Work request =
I'd like every record written out again, exactly as it is.

Record extracts =
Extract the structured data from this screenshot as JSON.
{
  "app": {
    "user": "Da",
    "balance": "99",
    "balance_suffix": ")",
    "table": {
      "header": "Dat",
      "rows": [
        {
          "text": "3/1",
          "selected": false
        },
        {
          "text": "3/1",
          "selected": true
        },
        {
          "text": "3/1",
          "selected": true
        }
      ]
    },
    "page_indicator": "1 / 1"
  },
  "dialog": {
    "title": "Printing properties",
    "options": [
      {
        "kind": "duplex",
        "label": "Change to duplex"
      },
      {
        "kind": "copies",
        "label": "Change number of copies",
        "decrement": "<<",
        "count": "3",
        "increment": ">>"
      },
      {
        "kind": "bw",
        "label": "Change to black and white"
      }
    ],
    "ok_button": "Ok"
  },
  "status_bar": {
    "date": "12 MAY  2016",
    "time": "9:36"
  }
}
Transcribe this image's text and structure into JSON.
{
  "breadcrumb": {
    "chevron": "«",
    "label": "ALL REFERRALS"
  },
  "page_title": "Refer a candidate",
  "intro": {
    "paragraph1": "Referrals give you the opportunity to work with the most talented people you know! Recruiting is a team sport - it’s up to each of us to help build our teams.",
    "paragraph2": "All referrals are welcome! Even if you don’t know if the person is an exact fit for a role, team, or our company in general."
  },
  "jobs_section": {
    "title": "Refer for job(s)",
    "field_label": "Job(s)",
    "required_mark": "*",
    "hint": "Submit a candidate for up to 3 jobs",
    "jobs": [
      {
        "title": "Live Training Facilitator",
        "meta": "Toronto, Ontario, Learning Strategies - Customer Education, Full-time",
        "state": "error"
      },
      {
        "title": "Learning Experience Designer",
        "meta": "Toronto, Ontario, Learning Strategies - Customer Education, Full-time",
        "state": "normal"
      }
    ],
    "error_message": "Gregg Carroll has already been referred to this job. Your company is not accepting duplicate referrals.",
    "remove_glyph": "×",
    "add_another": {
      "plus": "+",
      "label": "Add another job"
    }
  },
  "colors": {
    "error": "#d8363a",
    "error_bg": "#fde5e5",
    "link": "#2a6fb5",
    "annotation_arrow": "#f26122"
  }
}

Final answer =
Extract the structured data from this screenshot as JSON.
{
  "app": {
    "user": "Da",
    "balance": "99",
    "balance_suffix": ")",
    "table": {
      "header": "Dat",
      "rows": [
        {
          "text": "3/1",
          "selected": false
        },
        {
          "text": "3/1",
          "selected": true
        },
        {
          "text": "3/1",
          "selected": true
        }
      ]
    },
    "page_indicator": "1 / 1"
  },
  "dialog": {
    "title": "Printing properties",
    "options": [
      {
        "kind": "duplex",
        "label": "Change to duplex"
      },
      {
        "kind": "copies",
        "label": "Change number of copies",
        "decrement": "<<",
        "count": "3",
        "increment": ">>"
      },
      {
        "kind": "bw",
        "label": "Change to black and white"
      }
    ],
    "ok_button": "Ok"
  },
  "status_bar": {
    "date": "12 MAY  2016",
    "time": "9:36"
  }
}
Transcribe this image's text and structure into JSON.
{
  "breadcrumb": {
    "chevron": "«",
    "label": "ALL REFERRALS"
  },
  "page_title": "Refer a candidate",
  "intro": {
    "paragraph1": "Referrals give you the opportunity to work with the most talented people you know! Recruiting is a team sport - it’s up to each of us to help build our teams.",
    "paragraph2": "All referrals are welcome! Even if you don’t know if the person is an exact fit for a role, team, or our company in general."
  },
  "jobs_section": {
    "title": "Refer for job(s)",
    "field_label": "Job(s)",
    "required_mark": "*",
    "hint": "Submit a candidate for up to 3 jobs",
    "jobs": [
      {
        "title": "Live Training Facilitator",
        "meta": "Toronto, Ontario, Learning Strategies - Customer Education, Full-time",
        "state": "error"
      },
      {
        "title": "Learning Experience Designer",
        "meta": "Toronto, Ontario, Learning Strategies - Customer Education, Full-time",
        "state": "normal"
      }
    ],
    "error_message": "Gregg Carroll has already been referred to this job. Your company is not accepting duplicate referrals.",
    "remove_glyph": "×",
    "add_another": {
      "plus": "+",
      "label": "Add another job"
    }
  },
  "colors": {
    "error": "#d8363a",
    "error_bg": "#fde5e5",
    "link": "#2a6fb5",
    "annotation_arrow": "#f26122"
  }
}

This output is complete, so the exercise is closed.